Is it necessary for our food to travel such long distances? Is it sustainable to the environmen?  Is it sustainable to the societies which support our consumption?  Is it healthy for us?

And the list of unanswered questions continue.  

I like this book because it is largely devoted to asking questions, and exploring different options.  It doesn't seek to judge or condemn our society, it just asks questions.  It also looks at how we have evolved, as a society, in the way which we get our food.  

In the past, when we used to live off our lands, we would grow our crops, and then preserve the surplus so that we can live off of it during the seasons we cannot yield any crops (i.e., winter for us in Canada.)  We don't do that anymore.  We can buy our favourite foods, year round at our local supermarkets.

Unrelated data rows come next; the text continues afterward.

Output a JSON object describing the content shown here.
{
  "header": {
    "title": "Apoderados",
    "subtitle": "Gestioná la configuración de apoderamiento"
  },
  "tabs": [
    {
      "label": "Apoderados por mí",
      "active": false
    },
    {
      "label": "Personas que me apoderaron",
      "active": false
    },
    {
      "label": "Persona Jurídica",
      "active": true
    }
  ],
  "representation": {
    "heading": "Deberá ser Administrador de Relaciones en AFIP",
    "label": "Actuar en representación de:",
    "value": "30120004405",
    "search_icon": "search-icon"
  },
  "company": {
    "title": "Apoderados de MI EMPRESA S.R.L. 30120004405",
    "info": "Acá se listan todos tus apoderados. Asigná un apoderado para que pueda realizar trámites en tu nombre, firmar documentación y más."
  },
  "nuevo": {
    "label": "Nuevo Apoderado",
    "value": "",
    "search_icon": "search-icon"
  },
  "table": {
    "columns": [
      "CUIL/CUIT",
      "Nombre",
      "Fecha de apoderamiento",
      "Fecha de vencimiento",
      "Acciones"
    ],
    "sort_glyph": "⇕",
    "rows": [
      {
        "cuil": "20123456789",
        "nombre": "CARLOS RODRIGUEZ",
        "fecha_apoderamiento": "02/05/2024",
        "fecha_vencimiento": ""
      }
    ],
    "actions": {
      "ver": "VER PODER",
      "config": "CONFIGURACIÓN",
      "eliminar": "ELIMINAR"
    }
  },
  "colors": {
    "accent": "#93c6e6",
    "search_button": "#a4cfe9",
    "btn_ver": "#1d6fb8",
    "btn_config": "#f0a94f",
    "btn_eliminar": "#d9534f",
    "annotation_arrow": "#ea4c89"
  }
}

One story that particularly touched me, was about the salmon in their local river.  Alisa and James had found a river where they could get salmon from, which was within their food radius.  Looking forward to heading back to the river, to get more salmon to preserve for the winter, they were devestated when a spillage of a toxic chemical killed all lifeforms in the river.  This meant there was no salmon for them this winter. 

This story touched me becuase I think we no longer feel this connection with our environment: that we depend on our environment to survive.  If I saw this on the news, I would think that it was sad news, but it would end there.  It doesn't affect me on a personal level.  But this book reminds us, that not too long ago, this kind of disaster would spell famine for all the people who lived in the village and depended on this salmon.  Disasters such as this, might not affect us on a personal level today, but it used to, and it still can.

What would our community be like if we had more connection with the things we eat, with the things we use?  Can you imagine buying your wheat from a farmer and knowing exactly how he grows it and processes it?  Or what about picking your own berries from a local farmer and eating it sweet and ripe, straight from the plant?  

In our fast paced world, it`s easy to get caught up in life, and we forget to enjoy the little things.  We forget to ask questions, and we assume that things are just the way they are.  

It`s also easy to forget that everything we use must come from somewhere, and sometimes, it`s important to know that whatever it is that we are using, we have a relationship with it.  And it has a relationship to the earth.  Maybe it`s time that we took a step back, and evaluate the decisions we are making, either consciously or unconsciously, and think about how they are affecting our lives, and our future.

What are your thoughts on local eating?  Do you think its important to know where your food comes from?  


Andy said...

We buys most of our vegetables and fruits at the market, those can't came from too far away. Now, about canned food? No idea.

Des said...

Andy- That's great! I'm going to try to buy more locally. It's a good feeling having some clue where my food is coming from!